(Entries from a dataset of interfaces)
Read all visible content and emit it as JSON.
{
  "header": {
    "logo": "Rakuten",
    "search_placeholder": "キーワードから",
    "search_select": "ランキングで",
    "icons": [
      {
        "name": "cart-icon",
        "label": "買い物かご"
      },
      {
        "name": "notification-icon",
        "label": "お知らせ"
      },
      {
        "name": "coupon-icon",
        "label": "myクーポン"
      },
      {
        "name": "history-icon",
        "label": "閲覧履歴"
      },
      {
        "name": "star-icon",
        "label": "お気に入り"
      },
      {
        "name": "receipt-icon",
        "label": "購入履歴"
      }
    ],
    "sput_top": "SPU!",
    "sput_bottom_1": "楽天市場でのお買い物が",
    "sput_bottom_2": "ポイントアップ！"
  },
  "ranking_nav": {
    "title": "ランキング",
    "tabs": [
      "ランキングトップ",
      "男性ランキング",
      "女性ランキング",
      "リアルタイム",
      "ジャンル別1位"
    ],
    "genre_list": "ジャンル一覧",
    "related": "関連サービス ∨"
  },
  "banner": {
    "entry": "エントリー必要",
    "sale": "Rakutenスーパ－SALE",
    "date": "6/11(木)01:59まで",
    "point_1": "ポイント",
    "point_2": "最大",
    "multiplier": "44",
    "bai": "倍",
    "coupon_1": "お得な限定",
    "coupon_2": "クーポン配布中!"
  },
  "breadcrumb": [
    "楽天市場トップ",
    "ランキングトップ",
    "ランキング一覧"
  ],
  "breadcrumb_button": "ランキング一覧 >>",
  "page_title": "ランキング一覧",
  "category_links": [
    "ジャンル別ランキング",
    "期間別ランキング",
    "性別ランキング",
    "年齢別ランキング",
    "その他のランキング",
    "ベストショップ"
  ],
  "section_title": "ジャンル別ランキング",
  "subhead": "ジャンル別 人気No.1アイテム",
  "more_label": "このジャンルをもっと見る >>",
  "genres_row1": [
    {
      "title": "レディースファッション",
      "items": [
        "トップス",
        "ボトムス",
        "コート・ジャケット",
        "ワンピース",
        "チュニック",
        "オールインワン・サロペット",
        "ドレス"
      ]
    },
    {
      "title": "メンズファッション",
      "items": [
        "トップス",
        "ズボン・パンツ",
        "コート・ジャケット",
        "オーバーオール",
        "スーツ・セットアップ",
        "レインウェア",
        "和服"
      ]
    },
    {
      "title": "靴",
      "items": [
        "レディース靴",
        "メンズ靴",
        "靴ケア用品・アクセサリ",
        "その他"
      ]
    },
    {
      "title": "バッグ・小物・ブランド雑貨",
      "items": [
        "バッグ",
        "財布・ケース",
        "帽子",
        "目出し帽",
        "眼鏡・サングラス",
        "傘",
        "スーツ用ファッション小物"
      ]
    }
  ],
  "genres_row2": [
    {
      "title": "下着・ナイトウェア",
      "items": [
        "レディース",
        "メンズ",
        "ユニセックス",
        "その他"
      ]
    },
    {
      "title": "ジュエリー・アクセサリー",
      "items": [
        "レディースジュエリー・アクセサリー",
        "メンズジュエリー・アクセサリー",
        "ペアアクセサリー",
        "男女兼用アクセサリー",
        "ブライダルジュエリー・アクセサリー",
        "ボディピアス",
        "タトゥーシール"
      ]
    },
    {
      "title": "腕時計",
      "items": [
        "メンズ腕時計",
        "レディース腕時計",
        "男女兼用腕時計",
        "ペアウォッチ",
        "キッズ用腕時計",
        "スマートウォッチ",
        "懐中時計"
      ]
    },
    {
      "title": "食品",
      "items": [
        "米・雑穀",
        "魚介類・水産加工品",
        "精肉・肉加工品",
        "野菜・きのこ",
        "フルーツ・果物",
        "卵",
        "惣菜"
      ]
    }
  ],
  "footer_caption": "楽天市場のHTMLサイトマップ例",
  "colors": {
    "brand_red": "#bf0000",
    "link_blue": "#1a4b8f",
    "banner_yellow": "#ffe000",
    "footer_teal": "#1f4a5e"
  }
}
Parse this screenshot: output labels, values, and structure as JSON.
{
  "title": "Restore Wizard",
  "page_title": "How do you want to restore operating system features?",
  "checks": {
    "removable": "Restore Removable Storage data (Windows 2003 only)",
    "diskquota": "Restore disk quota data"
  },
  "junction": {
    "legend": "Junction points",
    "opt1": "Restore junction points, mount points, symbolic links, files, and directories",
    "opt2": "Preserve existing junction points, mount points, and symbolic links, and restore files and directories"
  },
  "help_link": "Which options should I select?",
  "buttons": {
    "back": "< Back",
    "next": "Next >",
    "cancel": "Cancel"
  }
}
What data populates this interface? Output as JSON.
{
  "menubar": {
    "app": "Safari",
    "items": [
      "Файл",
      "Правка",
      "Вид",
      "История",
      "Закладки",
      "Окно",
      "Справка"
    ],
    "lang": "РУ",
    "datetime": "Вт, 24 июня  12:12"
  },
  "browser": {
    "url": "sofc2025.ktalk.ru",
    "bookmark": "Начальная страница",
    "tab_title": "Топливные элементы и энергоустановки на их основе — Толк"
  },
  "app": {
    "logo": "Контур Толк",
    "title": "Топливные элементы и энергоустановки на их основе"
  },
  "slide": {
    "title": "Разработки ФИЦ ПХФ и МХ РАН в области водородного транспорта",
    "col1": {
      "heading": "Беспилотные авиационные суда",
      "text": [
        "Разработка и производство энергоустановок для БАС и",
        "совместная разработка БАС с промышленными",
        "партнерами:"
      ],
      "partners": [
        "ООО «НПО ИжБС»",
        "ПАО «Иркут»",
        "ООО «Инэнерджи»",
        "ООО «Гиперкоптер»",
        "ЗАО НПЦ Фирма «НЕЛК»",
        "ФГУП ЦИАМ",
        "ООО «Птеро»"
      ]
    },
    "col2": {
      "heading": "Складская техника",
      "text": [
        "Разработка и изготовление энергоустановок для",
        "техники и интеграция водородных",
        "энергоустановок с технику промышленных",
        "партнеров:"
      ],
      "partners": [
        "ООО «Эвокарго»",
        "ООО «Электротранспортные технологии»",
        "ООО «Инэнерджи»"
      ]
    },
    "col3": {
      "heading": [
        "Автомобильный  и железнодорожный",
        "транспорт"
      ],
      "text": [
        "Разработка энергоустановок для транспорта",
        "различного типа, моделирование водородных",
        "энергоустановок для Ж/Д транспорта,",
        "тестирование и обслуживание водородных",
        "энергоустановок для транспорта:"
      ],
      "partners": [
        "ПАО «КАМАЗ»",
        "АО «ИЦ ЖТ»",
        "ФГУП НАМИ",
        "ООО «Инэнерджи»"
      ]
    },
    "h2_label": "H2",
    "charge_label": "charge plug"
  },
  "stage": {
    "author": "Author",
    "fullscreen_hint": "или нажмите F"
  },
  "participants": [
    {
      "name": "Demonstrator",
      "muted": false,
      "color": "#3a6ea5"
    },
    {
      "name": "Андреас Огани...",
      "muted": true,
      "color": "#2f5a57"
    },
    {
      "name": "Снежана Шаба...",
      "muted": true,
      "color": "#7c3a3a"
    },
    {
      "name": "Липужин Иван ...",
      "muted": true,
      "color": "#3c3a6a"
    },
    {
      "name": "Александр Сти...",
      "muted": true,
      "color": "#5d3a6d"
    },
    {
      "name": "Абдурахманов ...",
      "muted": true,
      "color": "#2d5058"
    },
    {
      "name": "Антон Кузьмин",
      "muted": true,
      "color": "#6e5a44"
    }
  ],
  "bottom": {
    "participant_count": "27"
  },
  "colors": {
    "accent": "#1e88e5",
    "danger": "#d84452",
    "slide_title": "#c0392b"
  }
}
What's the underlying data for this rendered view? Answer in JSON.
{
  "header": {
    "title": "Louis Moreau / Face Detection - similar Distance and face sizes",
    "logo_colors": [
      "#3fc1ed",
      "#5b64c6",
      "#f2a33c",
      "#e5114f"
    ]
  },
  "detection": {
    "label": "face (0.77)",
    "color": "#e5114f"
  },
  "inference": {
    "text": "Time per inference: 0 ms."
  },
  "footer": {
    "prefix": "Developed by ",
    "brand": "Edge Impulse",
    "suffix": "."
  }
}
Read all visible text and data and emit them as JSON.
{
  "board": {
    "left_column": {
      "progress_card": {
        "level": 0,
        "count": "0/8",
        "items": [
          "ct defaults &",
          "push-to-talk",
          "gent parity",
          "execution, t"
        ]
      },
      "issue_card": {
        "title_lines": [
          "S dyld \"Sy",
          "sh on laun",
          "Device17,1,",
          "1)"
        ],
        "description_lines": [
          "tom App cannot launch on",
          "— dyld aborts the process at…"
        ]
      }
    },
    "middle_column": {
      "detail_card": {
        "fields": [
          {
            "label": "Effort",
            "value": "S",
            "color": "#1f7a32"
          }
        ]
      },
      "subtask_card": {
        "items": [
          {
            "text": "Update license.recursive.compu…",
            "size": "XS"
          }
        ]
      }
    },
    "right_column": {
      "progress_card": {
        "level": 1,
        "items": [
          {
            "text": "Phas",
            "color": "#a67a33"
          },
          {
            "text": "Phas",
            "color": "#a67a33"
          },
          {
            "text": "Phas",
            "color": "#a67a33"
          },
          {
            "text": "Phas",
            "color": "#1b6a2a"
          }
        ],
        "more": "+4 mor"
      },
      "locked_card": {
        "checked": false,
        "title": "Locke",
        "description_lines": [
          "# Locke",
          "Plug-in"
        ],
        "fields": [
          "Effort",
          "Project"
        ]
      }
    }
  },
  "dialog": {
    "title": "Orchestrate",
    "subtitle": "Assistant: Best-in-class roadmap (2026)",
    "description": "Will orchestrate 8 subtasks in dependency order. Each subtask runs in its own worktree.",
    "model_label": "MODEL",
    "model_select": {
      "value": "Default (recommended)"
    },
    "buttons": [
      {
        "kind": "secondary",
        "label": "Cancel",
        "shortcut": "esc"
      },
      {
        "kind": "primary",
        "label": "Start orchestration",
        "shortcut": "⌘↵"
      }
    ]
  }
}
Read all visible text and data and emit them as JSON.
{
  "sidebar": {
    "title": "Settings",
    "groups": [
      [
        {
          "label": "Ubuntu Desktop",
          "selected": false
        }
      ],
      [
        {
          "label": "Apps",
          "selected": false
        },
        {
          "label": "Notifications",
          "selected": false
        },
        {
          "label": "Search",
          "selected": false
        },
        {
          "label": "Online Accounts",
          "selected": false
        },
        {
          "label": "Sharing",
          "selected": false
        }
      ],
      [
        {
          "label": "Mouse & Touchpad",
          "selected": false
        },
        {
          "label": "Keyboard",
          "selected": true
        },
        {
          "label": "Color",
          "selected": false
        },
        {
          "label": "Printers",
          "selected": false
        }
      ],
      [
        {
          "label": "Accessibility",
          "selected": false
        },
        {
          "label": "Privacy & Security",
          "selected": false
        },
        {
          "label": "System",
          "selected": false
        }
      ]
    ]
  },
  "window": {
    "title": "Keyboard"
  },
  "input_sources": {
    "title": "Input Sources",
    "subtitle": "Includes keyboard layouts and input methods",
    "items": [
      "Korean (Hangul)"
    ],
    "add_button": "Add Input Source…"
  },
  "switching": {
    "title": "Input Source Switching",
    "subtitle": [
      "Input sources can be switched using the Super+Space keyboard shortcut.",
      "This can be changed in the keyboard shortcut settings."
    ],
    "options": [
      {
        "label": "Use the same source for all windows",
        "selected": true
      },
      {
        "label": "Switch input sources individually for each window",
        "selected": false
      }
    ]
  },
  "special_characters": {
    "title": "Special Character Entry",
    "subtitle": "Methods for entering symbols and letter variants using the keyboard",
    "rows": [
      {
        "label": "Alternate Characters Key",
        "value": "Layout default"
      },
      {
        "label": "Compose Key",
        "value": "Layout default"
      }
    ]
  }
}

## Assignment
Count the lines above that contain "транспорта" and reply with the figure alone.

## Answer box
4